Page and application data records:
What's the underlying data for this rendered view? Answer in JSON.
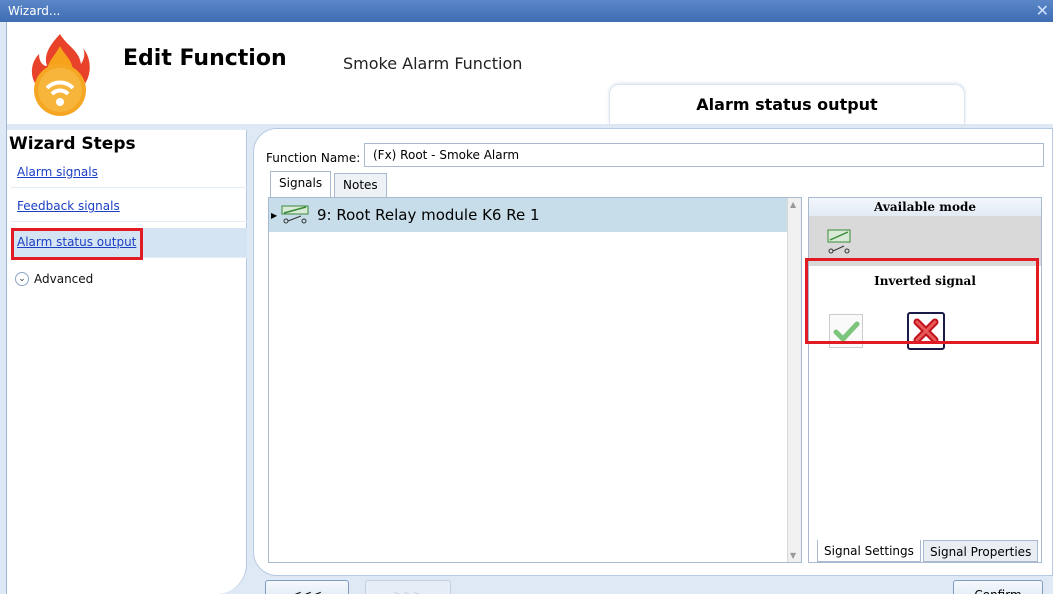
{
  "window": {
    "title": "Wizard...",
    "close_glyph": "✕"
  },
  "header": {
    "title": "Edit Function",
    "subtitle": "Smoke Alarm Function",
    "section_tab": "Alarm status output"
  },
  "wizard": {
    "title": "Wizard Steps",
    "steps": [
      {
        "label": "Alarm signals"
      },
      {
        "label": "Feedback signals"
      },
      {
        "label": "Alarm status output"
      }
    ],
    "advanced_label": "Advanced"
  },
  "form": {
    "function_name_label": "Function Name:",
    "function_name_value": "(Fx) Root - Smoke Alarm",
    "tabs": [
      "Signals",
      "Notes"
    ]
  },
  "signals": [
    {
      "label": "9: Root Relay module K6 Re 1"
    }
  ],
  "settings": {
    "available_mode_title": "Available mode",
    "inverted_signal_title": "Inverted signal",
    "tabs": [
      "Signal Settings",
      "Signal Properties"
    ]
  },
  "nav": {
    "back_label": "<<<",
    "next_label": ">>>",
    "confirm_label": "Confirm"
  },
  "icons": {
    "logo": "fire-wireless-icon",
    "mode": "relay-switch-icon",
    "check": "green-check-icon",
    "cross": "red-x-icon"
  },
  "colors": {
    "highlight": "#e01b24",
    "link": "#1a3ec4",
    "selection": "#c7dde9"
  }
}
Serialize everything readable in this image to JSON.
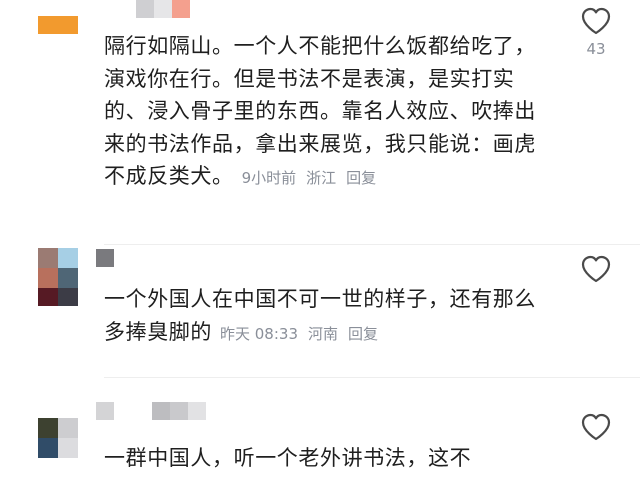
{
  "comments": [
    {
      "text": "隔行如隔山。一个人不能把什么饭都给吃了，演戏你在行。但是书法不是表演，是实打实的、浸入骨子里的东西。靠名人效应、吹捧出来的书法作品，拿出来展览，我只能说：画虎不成反类犬。",
      "time": "9小时前",
      "location": "浙江",
      "reply_label": "回复",
      "like_count": "43",
      "avatar_colors": [
        "#f0a030",
        "#f7c47a"
      ]
    },
    {
      "text": "一个外国人在中国不可一世的样子，还有那么多捧臭脚的",
      "time": "昨天 08:33",
      "location": "河南",
      "reply_label": "回复",
      "like_count": "",
      "avatar_colors": [
        "#8b6a63",
        "#9cc6df",
        "#b06b5a",
        "#4d6474",
        "#5a1a22",
        "#3a3a44"
      ]
    },
    {
      "text": "一群中国人，听一个老外讲书法，这不",
      "time": "",
      "location": "",
      "reply_label": "",
      "like_count": "",
      "avatar_colors": [
        "#3b3f2a",
        "#c9c9cc",
        "#2e4a66",
        "#d8d8db"
      ]
    }
  ],
  "icons": {
    "like": "heart-outline-icon"
  }
}
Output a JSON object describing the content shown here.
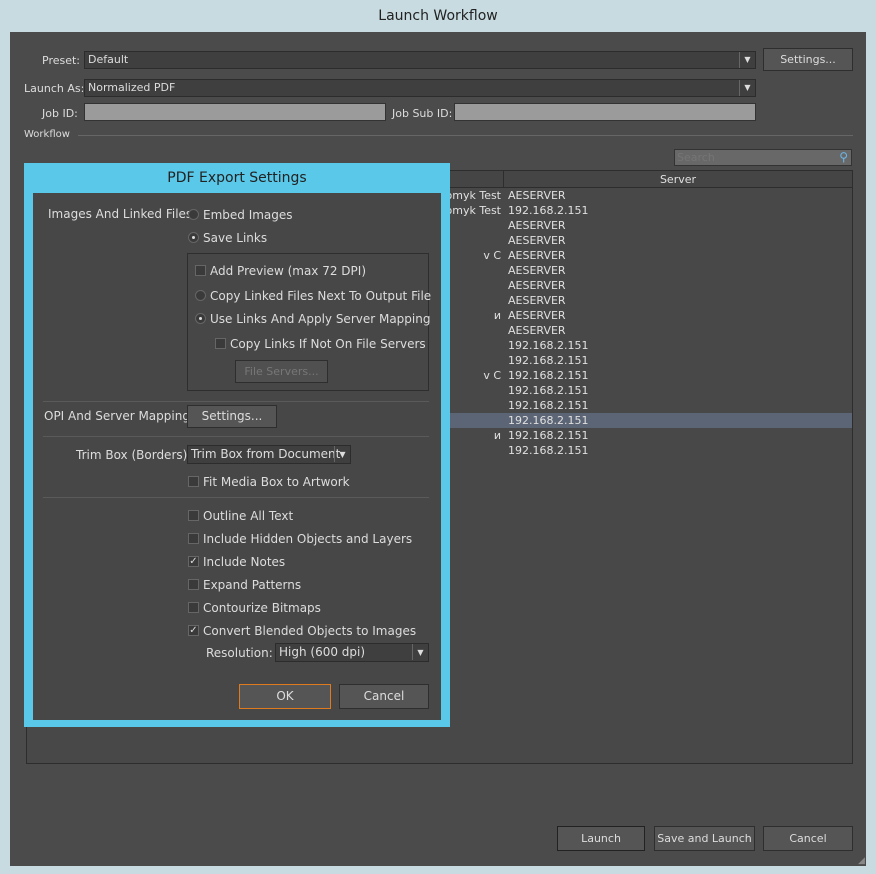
{
  "window": {
    "title": "Launch Workflow"
  },
  "form": {
    "preset_label": "Preset:",
    "preset_value": "Default",
    "settings_button": "Settings...",
    "launch_as_label": "Launch As:",
    "launch_as_value": "Normalized PDF",
    "job_id_label": "Job ID:",
    "job_id_value": "",
    "job_sub_id_label": "Job Sub ID:",
    "job_sub_id_value": "",
    "workflow_label": "Workflow"
  },
  "search": {
    "placeholder": "Search"
  },
  "table": {
    "columns": [
      "",
      "Server"
    ],
    "rows": [
      {
        "name": "omyk Test",
        "server": "AESERVER"
      },
      {
        "name": "omyk Test",
        "server": "192.168.2.151"
      },
      {
        "name": "",
        "server": "AESERVER"
      },
      {
        "name": "",
        "server": "AESERVER"
      },
      {
        "name": "v C",
        "server": "AESERVER"
      },
      {
        "name": "",
        "server": "AESERVER"
      },
      {
        "name": "",
        "server": "AESERVER"
      },
      {
        "name": "",
        "server": "AESERVER"
      },
      {
        "name": "и",
        "server": "AESERVER"
      },
      {
        "name": "",
        "server": "AESERVER"
      },
      {
        "name": "",
        "server": "192.168.2.151"
      },
      {
        "name": "",
        "server": "192.168.2.151"
      },
      {
        "name": "v C",
        "server": "192.168.2.151"
      },
      {
        "name": "",
        "server": "192.168.2.151"
      },
      {
        "name": "",
        "server": "192.168.2.151"
      },
      {
        "name": "",
        "server": "192.168.2.151"
      },
      {
        "name": "и",
        "server": "192.168.2.151"
      },
      {
        "name": "",
        "server": "192.168.2.151"
      }
    ],
    "selected_index": 15
  },
  "footer": {
    "launch": "Launch",
    "save_and_launch": "Save and Launch",
    "cancel": "Cancel"
  },
  "dialog": {
    "title": "PDF Export Settings",
    "images_label": "Images And Linked Files:",
    "embed_images": "Embed Images",
    "save_links": "Save Links",
    "add_preview": "Add Preview (max 72 DPI)",
    "copy_linked": "Copy Linked Files Next To Output File",
    "use_links": "Use Links And Apply Server Mapping",
    "copy_links_not_on_servers": "Copy Links If Not On File Servers",
    "file_servers_button": "File Servers...",
    "opi_label": "OPI And Server Mapping:",
    "opi_settings_button": "Settings...",
    "trim_label": "Trim Box (Borders):",
    "trim_value": "Trim Box from Document",
    "fit_media": "Fit Media Box to Artwork",
    "outline_text": "Outline All Text",
    "include_hidden": "Include Hidden Objects and Layers",
    "include_notes": "Include Notes",
    "expand_patterns": "Expand Patterns",
    "contourize": "Contourize Bitmaps",
    "convert_blended": "Convert Blended Objects to Images",
    "resolution_label": "Resolution:",
    "resolution_value": "High (600 dpi)",
    "ok": "OK",
    "cancel": "Cancel"
  }
}
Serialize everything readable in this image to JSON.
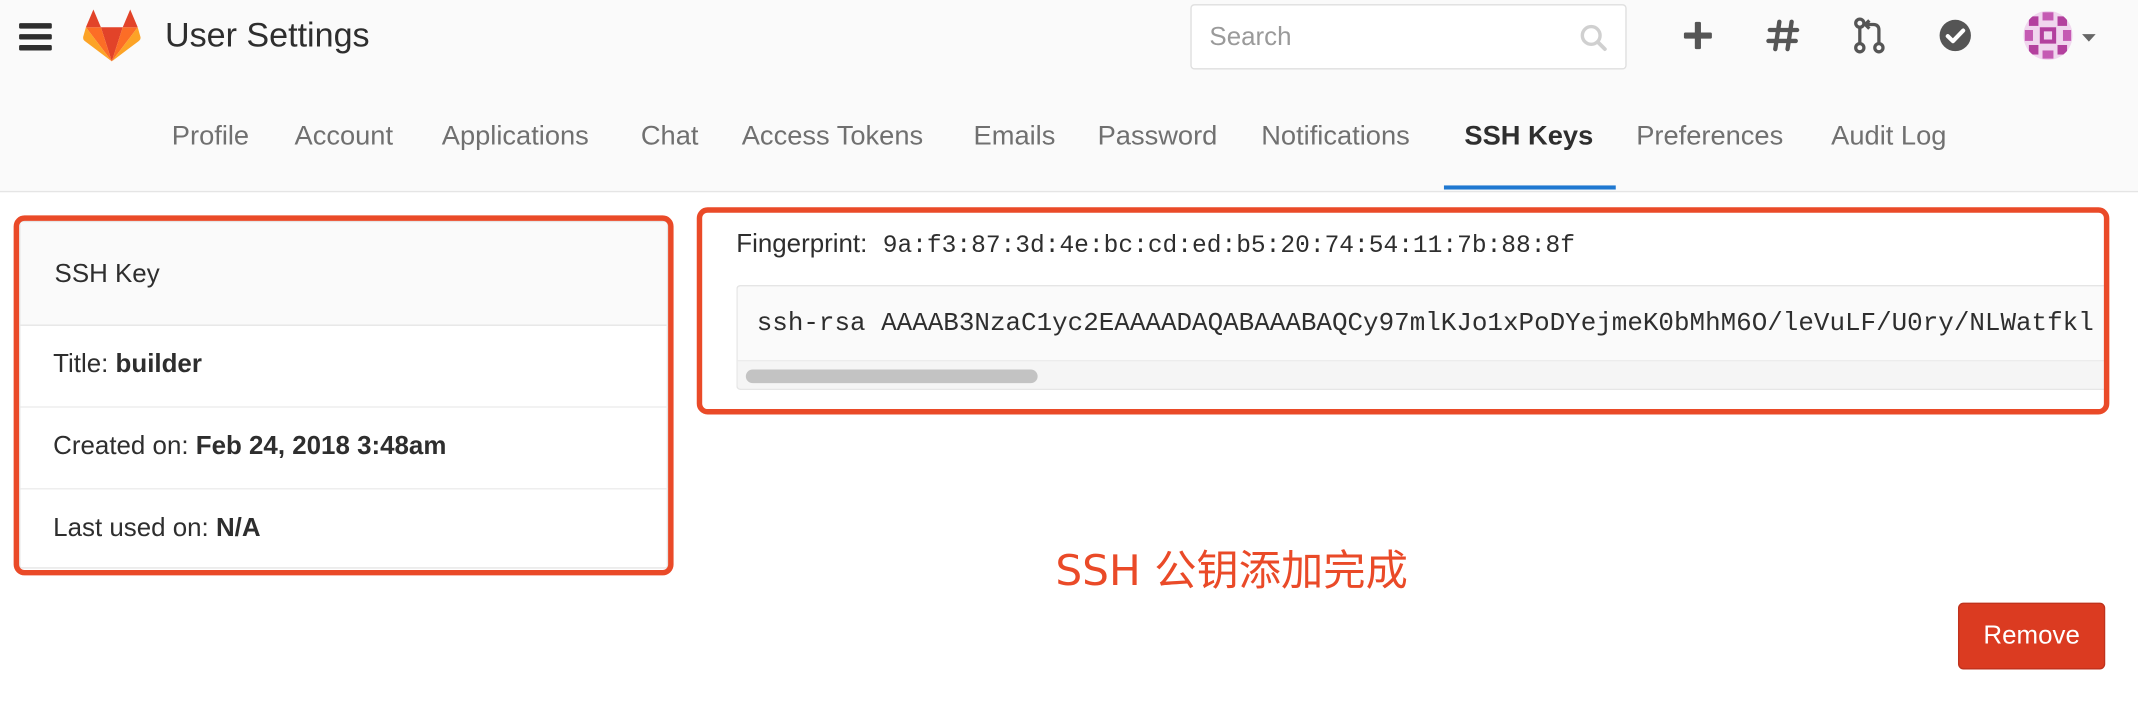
{
  "header": {
    "title": "User Settings",
    "search_placeholder": "Search",
    "icons": [
      "menu-icon",
      "gitlab-logo",
      "search-icon",
      "plus-icon",
      "hash-icon",
      "merge-request-icon",
      "todo-check-icon",
      "avatar",
      "chevron-down-icon"
    ]
  },
  "tabs": [
    {
      "label": "Profile"
    },
    {
      "label": "Account"
    },
    {
      "label": "Applications"
    },
    {
      "label": "Chat"
    },
    {
      "label": "Access Tokens"
    },
    {
      "label": "Emails"
    },
    {
      "label": "Password"
    },
    {
      "label": "Notifications"
    },
    {
      "label": "SSH Keys",
      "active": true
    },
    {
      "label": "Preferences"
    },
    {
      "label": "Audit Log"
    }
  ],
  "key_card": {
    "header": "SSH Key",
    "title_label": "Title:",
    "title_value": "builder",
    "created_label": "Created on:",
    "created_value": "Feb 24, 2018 3:48am",
    "last_used_label": "Last used on:",
    "last_used_value": "N/A"
  },
  "key_detail": {
    "fingerprint_label": "Fingerprint:",
    "fingerprint_value": "9a:f3:87:3d:4e:bc:cd:ed:b5:20:74:54:11:7b:88:8f",
    "public_key": "ssh-rsa AAAAB3NzaC1yc2EAAAADAQABAAABAQCy97mlKJo1xPoDYejmeK0bMhM6O/leVuLF/U0ry/NLWatfkl"
  },
  "annotation": "SSH 公钥添加完成",
  "actions": {
    "remove_label": "Remove"
  },
  "colors": {
    "accent_blue": "#1f78d1",
    "danger": "#db3b21",
    "annotation_red": "#ea4a28",
    "header_bg": "#fafafa"
  }
}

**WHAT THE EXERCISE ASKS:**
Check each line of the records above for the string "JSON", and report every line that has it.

**SOLUTION FOR THIS PROBLEM:**
What's the underlying data for this rendered view? Answer in JSON.
Serialize everything readable in this image to JSON.
Output a JSON object describing the content shown here.
Serialize everything readable in this image to JSON.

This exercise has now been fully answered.